- Inspections of manufacturing units: The Small and medium businesses will now try and work through unregulated manufacturing units to disrupt inspection and they must be contained within the policy of accountability. The regular enforcement, implementation, and compliance of various child labour and bonded labour laws will require much-increased focus, which includes extensive search exercises of factories and other production units, for at least some years, so the use of child labourers can be prevented.
- Spreading awareness at source areas of trafficking: Schools, religious authorities, communities, and the local administration should recognize and control trafficking and bonded labour in villages. Regular campaigns should educate communities about the threat and methods of trafficking agents, mainly in areas such as West Bengal, Assam, Jharkhand, Bihar.
The government should immediately start registration of unorganized workers and start creating opportunities for them, so that they won’t indulge again in the activities they have been rescued from. Financial protection must be extended for the next few year, in order to keep the wolf away from their doors.
- Increasing budget allocation for law enforcement and rehabilitation of Bonded Labours: There is undersupply in the budget allocation to counter bonded labour and trafficking. Up to 2016, 3.13 lakh bonded labourers were rescued across the country. The rehabilitation framework for bonded labourers who were rescued was strengthened in 2016, when, central government scheme provided for compensation up to Rs 3 lakh to rehabilitated bonded labours.

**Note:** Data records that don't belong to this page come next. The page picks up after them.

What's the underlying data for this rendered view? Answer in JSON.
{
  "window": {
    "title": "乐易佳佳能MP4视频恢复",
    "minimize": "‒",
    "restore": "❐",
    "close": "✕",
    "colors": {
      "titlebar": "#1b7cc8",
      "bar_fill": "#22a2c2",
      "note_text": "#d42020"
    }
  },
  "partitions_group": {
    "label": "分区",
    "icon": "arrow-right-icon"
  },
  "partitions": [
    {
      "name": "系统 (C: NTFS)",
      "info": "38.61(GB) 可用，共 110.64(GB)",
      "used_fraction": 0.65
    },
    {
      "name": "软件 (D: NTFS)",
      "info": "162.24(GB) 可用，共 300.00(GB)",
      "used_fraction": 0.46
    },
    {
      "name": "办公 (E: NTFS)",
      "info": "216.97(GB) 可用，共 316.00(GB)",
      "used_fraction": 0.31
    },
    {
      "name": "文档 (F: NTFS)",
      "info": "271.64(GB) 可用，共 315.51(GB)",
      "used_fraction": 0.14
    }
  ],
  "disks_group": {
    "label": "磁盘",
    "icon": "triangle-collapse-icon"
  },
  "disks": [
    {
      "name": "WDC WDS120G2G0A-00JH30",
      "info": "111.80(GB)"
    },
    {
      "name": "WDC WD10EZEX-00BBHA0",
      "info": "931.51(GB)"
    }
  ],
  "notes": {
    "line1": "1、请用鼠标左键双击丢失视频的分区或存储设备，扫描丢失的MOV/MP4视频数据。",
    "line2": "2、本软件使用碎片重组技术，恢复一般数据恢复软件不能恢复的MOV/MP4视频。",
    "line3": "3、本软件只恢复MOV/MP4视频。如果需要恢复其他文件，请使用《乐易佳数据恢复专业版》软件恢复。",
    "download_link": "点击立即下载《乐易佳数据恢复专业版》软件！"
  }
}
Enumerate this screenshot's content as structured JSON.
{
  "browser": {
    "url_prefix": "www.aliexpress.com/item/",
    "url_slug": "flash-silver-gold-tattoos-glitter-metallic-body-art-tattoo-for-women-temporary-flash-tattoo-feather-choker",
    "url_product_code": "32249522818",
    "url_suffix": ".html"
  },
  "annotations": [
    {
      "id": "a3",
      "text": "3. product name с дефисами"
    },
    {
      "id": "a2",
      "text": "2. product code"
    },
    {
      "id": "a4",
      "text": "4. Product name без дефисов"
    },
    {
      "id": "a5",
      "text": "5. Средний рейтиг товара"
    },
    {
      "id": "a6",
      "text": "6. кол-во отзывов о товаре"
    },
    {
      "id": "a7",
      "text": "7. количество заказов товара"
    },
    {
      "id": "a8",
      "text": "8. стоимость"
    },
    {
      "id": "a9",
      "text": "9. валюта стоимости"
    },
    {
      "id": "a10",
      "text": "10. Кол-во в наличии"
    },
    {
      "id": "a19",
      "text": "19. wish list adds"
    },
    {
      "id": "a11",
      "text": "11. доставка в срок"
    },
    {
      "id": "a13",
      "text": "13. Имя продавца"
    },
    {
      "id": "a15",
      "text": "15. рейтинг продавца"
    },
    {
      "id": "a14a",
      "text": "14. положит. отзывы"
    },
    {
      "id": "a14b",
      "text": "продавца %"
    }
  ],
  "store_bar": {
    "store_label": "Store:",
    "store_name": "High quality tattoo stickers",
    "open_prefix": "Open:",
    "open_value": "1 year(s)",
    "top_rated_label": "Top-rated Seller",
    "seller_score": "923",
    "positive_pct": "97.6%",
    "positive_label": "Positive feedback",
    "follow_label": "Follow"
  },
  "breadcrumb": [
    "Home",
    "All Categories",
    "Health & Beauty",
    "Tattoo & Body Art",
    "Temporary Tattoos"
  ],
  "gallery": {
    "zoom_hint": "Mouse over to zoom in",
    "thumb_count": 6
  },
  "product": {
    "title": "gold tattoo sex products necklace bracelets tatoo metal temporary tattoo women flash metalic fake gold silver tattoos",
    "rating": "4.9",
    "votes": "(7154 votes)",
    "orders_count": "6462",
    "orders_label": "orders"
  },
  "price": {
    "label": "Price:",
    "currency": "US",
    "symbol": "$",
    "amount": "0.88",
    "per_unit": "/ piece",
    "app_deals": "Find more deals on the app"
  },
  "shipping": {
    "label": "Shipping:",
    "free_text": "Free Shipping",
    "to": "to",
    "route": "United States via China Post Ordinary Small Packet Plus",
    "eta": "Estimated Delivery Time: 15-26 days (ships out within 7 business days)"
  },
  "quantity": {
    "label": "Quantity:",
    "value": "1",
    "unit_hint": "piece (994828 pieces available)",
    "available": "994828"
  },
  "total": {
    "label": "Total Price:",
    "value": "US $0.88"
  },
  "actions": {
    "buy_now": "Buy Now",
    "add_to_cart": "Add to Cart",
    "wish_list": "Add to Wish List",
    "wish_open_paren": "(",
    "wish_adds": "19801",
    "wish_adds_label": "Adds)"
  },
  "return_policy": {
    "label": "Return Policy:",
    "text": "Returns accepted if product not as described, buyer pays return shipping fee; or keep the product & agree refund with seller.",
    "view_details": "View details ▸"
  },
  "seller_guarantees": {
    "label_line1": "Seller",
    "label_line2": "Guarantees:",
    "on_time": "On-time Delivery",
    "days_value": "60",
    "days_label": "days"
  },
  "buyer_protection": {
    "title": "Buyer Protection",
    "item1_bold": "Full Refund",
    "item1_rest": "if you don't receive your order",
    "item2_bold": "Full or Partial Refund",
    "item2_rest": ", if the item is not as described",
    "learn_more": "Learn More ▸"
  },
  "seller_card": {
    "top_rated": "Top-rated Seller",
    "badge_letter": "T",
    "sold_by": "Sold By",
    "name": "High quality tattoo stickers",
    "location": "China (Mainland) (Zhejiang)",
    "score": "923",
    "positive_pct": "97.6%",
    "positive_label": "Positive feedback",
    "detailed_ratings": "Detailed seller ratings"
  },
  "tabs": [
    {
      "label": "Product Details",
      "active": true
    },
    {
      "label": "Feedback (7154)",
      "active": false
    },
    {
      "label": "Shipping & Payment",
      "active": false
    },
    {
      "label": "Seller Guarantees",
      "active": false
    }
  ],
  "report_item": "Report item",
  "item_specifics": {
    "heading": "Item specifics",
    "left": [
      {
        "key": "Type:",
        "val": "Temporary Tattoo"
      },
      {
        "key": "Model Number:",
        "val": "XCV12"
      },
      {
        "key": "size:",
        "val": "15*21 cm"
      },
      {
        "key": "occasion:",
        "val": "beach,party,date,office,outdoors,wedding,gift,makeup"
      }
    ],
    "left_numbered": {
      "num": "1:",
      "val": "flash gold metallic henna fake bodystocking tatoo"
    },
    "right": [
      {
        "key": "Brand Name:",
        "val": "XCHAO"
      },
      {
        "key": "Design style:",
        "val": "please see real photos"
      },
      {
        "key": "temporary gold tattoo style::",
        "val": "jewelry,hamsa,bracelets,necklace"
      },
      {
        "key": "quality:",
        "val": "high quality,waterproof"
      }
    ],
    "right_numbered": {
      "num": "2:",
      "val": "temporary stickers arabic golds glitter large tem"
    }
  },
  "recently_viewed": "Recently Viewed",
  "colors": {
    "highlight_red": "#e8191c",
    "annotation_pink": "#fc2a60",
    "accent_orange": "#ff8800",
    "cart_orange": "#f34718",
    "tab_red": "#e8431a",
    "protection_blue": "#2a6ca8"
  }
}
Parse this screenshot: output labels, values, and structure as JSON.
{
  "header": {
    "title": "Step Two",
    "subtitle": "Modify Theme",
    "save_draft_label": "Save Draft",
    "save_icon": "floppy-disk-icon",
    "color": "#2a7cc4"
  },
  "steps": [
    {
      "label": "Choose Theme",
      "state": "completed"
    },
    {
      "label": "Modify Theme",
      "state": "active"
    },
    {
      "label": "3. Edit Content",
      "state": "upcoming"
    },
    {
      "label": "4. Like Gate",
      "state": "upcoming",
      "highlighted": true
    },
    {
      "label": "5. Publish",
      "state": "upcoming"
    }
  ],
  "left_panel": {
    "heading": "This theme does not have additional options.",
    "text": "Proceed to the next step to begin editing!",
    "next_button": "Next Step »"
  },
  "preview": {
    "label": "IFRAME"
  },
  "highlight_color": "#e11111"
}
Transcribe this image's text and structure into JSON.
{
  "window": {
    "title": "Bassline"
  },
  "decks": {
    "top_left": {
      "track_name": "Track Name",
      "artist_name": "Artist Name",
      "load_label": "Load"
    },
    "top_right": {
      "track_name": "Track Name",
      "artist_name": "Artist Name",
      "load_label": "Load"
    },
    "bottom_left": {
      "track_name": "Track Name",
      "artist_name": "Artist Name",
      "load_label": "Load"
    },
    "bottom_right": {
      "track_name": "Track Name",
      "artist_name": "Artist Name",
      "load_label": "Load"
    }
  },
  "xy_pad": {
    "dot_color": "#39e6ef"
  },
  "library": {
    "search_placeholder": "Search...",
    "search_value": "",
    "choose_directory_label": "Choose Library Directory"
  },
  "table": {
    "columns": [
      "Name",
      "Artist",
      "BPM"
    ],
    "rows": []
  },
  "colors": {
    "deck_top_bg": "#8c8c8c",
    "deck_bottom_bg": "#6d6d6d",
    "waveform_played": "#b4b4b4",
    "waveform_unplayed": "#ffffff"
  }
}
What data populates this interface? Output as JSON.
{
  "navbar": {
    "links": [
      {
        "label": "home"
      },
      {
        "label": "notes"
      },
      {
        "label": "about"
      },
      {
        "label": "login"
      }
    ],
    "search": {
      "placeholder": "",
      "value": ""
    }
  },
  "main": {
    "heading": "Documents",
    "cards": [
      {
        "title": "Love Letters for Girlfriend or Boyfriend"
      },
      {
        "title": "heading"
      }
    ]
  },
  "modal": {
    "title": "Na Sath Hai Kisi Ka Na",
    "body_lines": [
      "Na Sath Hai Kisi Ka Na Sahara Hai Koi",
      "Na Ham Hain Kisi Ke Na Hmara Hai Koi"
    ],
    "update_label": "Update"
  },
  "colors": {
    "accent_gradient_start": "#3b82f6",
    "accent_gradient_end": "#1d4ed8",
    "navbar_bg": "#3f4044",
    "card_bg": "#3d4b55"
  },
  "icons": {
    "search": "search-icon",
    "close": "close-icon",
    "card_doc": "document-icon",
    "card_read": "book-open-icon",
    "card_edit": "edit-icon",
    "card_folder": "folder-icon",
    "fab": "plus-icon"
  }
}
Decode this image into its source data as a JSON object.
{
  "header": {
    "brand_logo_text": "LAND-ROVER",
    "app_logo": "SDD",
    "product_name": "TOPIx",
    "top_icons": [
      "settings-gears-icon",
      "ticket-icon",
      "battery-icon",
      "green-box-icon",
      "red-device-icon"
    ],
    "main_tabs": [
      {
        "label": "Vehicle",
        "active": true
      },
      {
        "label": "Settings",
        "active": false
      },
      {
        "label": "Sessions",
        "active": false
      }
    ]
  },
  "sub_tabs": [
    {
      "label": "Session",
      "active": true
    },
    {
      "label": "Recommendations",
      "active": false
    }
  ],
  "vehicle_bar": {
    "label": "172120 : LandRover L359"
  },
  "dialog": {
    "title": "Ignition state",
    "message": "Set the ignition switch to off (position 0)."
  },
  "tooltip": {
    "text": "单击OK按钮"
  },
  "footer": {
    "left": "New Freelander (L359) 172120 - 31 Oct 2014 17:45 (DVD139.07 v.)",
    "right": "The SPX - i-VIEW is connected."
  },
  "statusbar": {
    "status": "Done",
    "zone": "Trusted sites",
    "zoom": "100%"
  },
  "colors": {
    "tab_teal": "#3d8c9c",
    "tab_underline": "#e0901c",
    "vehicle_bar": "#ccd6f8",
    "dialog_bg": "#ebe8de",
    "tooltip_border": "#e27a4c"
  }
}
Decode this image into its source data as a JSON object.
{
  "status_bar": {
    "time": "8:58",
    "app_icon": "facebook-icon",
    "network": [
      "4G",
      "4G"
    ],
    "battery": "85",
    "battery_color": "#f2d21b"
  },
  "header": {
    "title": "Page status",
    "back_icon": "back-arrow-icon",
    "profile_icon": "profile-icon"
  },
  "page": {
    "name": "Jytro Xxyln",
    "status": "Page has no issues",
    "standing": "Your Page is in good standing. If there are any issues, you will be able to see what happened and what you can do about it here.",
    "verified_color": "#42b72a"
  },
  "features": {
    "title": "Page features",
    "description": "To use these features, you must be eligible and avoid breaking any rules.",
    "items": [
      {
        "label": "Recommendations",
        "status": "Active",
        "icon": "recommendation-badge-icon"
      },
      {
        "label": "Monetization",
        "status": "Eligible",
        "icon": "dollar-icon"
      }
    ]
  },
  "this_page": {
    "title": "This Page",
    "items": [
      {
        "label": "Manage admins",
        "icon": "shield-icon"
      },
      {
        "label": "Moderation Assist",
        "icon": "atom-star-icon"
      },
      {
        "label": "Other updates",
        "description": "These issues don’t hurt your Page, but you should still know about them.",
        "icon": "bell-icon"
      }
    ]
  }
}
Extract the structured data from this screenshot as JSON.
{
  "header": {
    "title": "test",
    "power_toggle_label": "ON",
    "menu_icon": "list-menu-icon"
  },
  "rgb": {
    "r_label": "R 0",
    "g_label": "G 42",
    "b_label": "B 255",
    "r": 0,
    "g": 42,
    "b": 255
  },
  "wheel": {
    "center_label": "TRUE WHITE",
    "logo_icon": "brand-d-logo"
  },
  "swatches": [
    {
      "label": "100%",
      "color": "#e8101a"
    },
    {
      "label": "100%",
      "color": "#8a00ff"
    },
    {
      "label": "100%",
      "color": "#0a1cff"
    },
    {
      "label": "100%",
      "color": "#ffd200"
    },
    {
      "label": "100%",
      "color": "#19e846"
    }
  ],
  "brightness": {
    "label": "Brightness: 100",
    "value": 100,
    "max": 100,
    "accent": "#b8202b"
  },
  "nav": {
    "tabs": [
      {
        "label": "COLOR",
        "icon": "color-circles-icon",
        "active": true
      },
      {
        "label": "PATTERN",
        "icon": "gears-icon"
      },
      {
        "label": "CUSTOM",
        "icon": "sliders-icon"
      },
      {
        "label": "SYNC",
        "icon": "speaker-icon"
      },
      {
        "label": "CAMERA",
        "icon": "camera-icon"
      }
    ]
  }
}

From the date of the notification of the said scheme till December 2019, Bachpan Bachao Andolan, founded by Kailash Satyarthi, has rescued almost 1,550 child bonded labourers and 2,823 victims of trafficking who were children. The rehabilitation of these children required a budget minimum of Rs 100.2 crore. But, the total allocation for this scheme in the national budget is only Rs 100 crore annually. Hence, an immediate hike must happen, especially focusing on the rehabilitation of rescued bonded labourers and trafficked victims by providing them the means to restart their life again with dignity.
- Regulating loan and moneylending systems: The rapid increase in the power of local moneylenders in rural areas of the country to exploit the people affected by the lockdown needs to be regulated, including licensing to lend, setting lending rates, government banks providing long-term soft loans without collateral, and simple recovery processes. State governments should also actively participate in issuing immediate orders to end bonded labour.
The ongoing humanitarian crisis in the repercussions of the current global health crisis is real. Our planning and preparation in the middle of the current lockdown can save the lives of women, men, and children and can help to build a strong economic foundation for the economy of our country. The true value of human life and the effort to protect it goes way beyond this temporary period of the lockdown.